Meditation gave me a peek into the future. A few hours before my father died in another city, I heard my dead mother’s voice responding to my pain at facing the inevitable. “We can’t be around forever, you know. It’s time. He has suffered enough.” “You don’t know anything” I replied, like I had done many times before, peeved and unreasonable in my ignorance. And then the news of his death came.
Meditation gave me hope. In my silence, I saw HH as a person with whom I wanted to share my life long before I met him. Not knowing how or when, I knew that I would experience a happy relationship. When the time came to decide, I was a little girl once more. I needed to know my parents reaction to my decision to remarry. I decide to sleep over it. I woke up feeling a loving presence in the room, I felt a gentle hug and a pat. I was sure it was my mother, endorsing my decision.
Meditation shows me the way. As I learn to blend our families to form a harmonious whole, there are challenges. I lack sufficient data to apply the scientific method to all situations. When logic fails, I sit and close my eyes. Without exception, I am guided towards a loving solution, one that is free of misgivings. As I still my mind, the answer flows gently, like a ripple over a clear lake. When I open my mind, I have no doubt about what I need to do.
As a toddler, DQ used to watch me do my asanas. Quite often she would come and sit on me as I tried to hold the upward dog pose. Now she has taken to yoga as a fitness activity.
Princess watches me now while I meditate. Curious about the stillness, she tries to make me open my eyes. I look at her and smile. She walks away, surprised.
I wonder what is in store for my girls. Life will throw challenges at them as they go about their journey. What can I tell them to help, I wonder?

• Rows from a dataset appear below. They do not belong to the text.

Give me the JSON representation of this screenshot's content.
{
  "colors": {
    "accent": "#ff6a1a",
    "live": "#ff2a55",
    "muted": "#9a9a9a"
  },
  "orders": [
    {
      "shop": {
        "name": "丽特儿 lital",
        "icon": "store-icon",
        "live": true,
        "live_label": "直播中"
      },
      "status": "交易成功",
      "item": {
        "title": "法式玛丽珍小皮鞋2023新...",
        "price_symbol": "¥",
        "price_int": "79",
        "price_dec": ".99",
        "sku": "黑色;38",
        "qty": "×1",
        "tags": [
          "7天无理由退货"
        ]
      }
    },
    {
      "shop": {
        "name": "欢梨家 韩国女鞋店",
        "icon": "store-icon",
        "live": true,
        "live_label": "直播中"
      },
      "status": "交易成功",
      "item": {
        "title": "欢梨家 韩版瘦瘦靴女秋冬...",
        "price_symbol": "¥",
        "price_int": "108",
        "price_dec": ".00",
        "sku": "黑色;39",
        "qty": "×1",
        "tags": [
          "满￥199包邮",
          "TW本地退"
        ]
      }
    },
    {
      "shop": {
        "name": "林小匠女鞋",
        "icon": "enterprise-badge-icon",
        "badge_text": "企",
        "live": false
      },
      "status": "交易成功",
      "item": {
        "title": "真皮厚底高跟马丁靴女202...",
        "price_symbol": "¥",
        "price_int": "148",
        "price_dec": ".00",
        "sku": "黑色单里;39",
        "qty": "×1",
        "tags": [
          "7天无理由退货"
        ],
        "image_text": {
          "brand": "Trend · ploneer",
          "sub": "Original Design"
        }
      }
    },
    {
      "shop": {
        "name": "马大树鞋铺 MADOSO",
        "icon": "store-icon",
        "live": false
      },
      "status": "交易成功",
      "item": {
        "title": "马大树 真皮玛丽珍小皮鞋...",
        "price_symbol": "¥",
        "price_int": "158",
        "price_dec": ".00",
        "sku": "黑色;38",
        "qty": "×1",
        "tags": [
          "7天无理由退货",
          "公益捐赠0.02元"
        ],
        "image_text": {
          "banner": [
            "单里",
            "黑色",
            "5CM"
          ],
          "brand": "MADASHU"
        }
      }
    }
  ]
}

Children don’t do what you say but do what you do. When my girls need it, I know they will meditate, like me.
All I need to do for now, is meditate.